Raina Telgemeier’s path to global dominance of the young adult graphic novel market started when in 2006 she began adapting Ann M. Martin’s hugely successful novels featuring four young girls who form a babysitter’s club. The easy manner and charm of Telgemeier’s subsequent work is already apparent. She retains the chapters in order to break the story down into easier chunks, gives the entire cast a youthful charm while ensuring they’re visually distinct, and keeps the art simple, but not without detail to establish a setting.

As she tells us on the opening page, it’s Kristy Thomas whose idea it was to start a babysitting club, having worked out how when parents need a babysitter it often takes them several phone calls to hook up with someone. If she and her friends Claudia Kishi, Stacey McGill and Mary Anne Spier had a club, parents would only need to call one number, and even if one of them was cheerleading and another had to look after their own younger sibling there’d still be someone available. There prove to be plenty of stages between concept and actuality, and they’re all considered. They’ve surely since been used as a template by readers, as they must have been when Martin published her original novel.

While kept upbeat and cheery, this isn’t a sanitised world.

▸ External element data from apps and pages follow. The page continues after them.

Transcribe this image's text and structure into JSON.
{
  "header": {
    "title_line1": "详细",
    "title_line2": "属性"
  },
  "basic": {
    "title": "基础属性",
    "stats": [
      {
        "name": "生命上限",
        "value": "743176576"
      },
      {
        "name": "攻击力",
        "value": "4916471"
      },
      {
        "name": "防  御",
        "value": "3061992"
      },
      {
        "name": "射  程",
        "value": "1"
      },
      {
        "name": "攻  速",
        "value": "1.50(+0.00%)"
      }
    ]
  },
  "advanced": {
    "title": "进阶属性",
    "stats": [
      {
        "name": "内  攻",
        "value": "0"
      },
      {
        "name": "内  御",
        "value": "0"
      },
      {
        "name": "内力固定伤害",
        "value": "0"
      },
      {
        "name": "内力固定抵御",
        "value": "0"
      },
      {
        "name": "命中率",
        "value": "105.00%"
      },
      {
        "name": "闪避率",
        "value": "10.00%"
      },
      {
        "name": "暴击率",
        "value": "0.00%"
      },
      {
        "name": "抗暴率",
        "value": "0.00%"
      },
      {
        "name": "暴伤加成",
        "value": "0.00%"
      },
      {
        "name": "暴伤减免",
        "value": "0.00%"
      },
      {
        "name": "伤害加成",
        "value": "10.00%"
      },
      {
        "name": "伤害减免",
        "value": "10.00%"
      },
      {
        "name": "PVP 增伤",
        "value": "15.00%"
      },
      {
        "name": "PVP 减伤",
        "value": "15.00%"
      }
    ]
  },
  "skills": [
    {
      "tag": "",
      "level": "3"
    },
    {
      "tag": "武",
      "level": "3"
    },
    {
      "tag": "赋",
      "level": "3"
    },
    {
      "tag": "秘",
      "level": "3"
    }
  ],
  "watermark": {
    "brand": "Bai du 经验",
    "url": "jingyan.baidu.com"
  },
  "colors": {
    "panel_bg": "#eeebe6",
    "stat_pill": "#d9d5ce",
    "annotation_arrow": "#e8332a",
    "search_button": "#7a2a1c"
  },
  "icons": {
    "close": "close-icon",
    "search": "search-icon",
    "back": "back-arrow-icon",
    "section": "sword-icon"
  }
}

The girls have individual problems, ranging from considerable shyness to even more serious matters, and these aren’t trivialised. Just as in the real world there isn’t always a simple solution, but it’s stressed that it’s always worth talking, and those problems are given greater attention in the following books, beginning with The Truth About Stacey. What makes The Baby-Sitters Club such fun, though, isn’t the problems they have, it’s the imagination applied to creating various strange situations the girls find themselves in, and how they require ingenuity to deal with unruly kids or the witch who lives next door. The beginning and end of the book feature page-turning connected chapters, while all others are individual short stories, with the narration switching according to which of the girls is central to events.

According to the author bio, The Baby-Sitters Club novels had sold 176 million copies by 2016, and success like that doesn’t come without massive popular appeal. It’s an appeal these adaptations obviously also possess. They began as black and white editions, and were upgraded via the addition of Braden Lamb’s colour in 2016, but in slightly smaller format, the contrast compared for the sample page. Telegemeier’s art strikes the right tone in either package, and a door into a cheerful small town world remains open.